In 1995, Kenneth and Joyce excitedly returned south in anticipation of further contribution to a newly democratic, rainbow nation of South Africa. From 1996, Kenneth was appointed Professor and Head of the Department of Orthopaedics at Kalafong Hospital, University of Pretoria. Again his varied competencies were evident with a practice encompassing paediatrics, spine and the full range of trauma management, but it was the organising of the training curricula at both undergraduate and postgraduate levels that exemplified his excellent teaching abilities. Other distinguished activities during the 1990s and beyond included the Lipmann Kessel Travelling Professorship to the Third World in 1993, election to the panel of examiners of The Royal College of Surgeons of Edinburgh, and numerous trips to several African universities as an external examiner.
In 2002, his peers recognised his immense contribution and he was duly awarded Officer of the Order of the British Empire in the New Year’s list for services to orthopaedics in Africa.

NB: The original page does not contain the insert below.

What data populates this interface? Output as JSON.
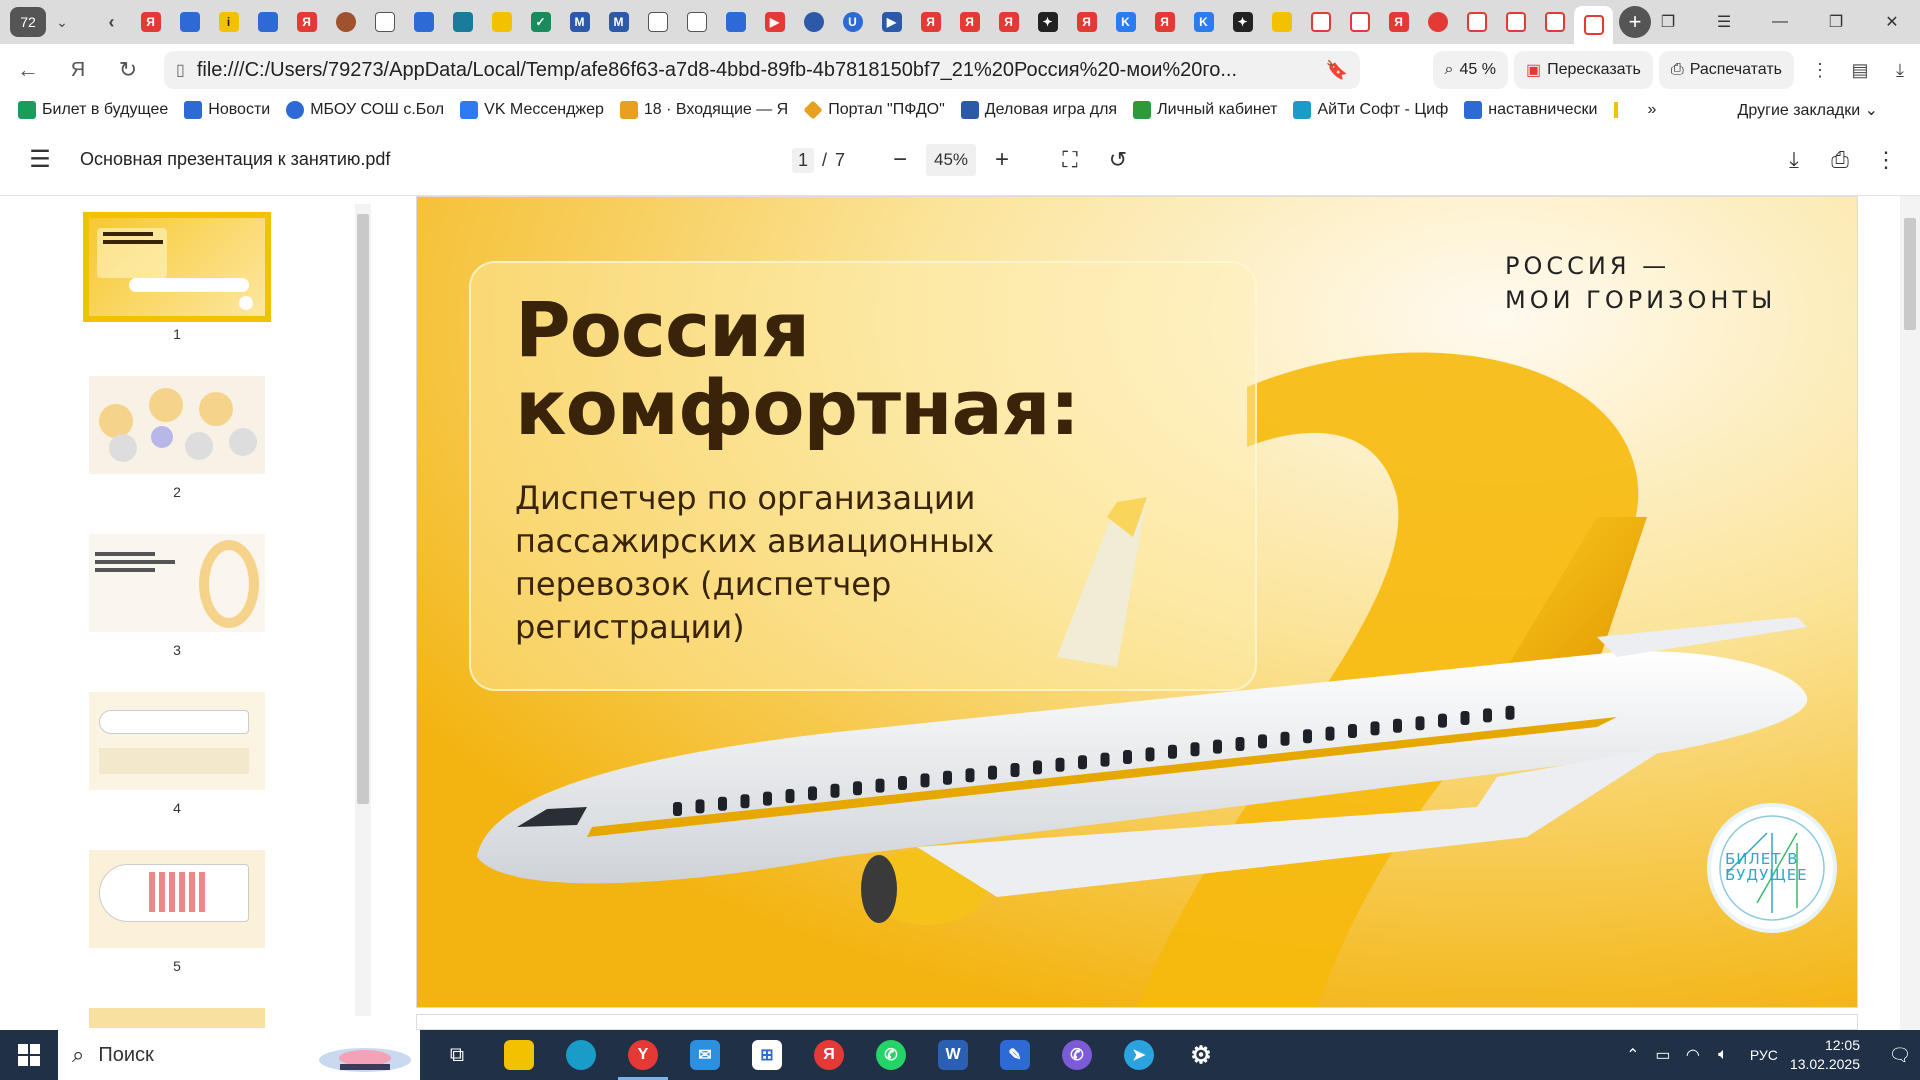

In the later years of his career Kenneth was to be found working in the Mpumalanga province of South Africa, providing further orthopaedic services to remote areas of great need and training many young doctors to competency in the management of trauma and emergency orthopaedics. He returned to the UK in 2009 and continued to work. In 2010, while in a locum post at the New Royal Infirmary in Edinburgh he was taken ill during an operating list. Acute myeloid leukaemia was the diagnosis, but he fought this with quiet determination gaining remission and returning to work in Dumfries later in the year. A relapse in January 2011 forced his retirement however he again battled hard, enduring more treatment and obtaining another remission. He lived in good spirits in anticipation of stem cell transplanting but succumbed suddenly to a haemorrhagic stroke on 3 July 2011. He is survived by his wife Joyce, five children, six grandchildren, a sister and one brother.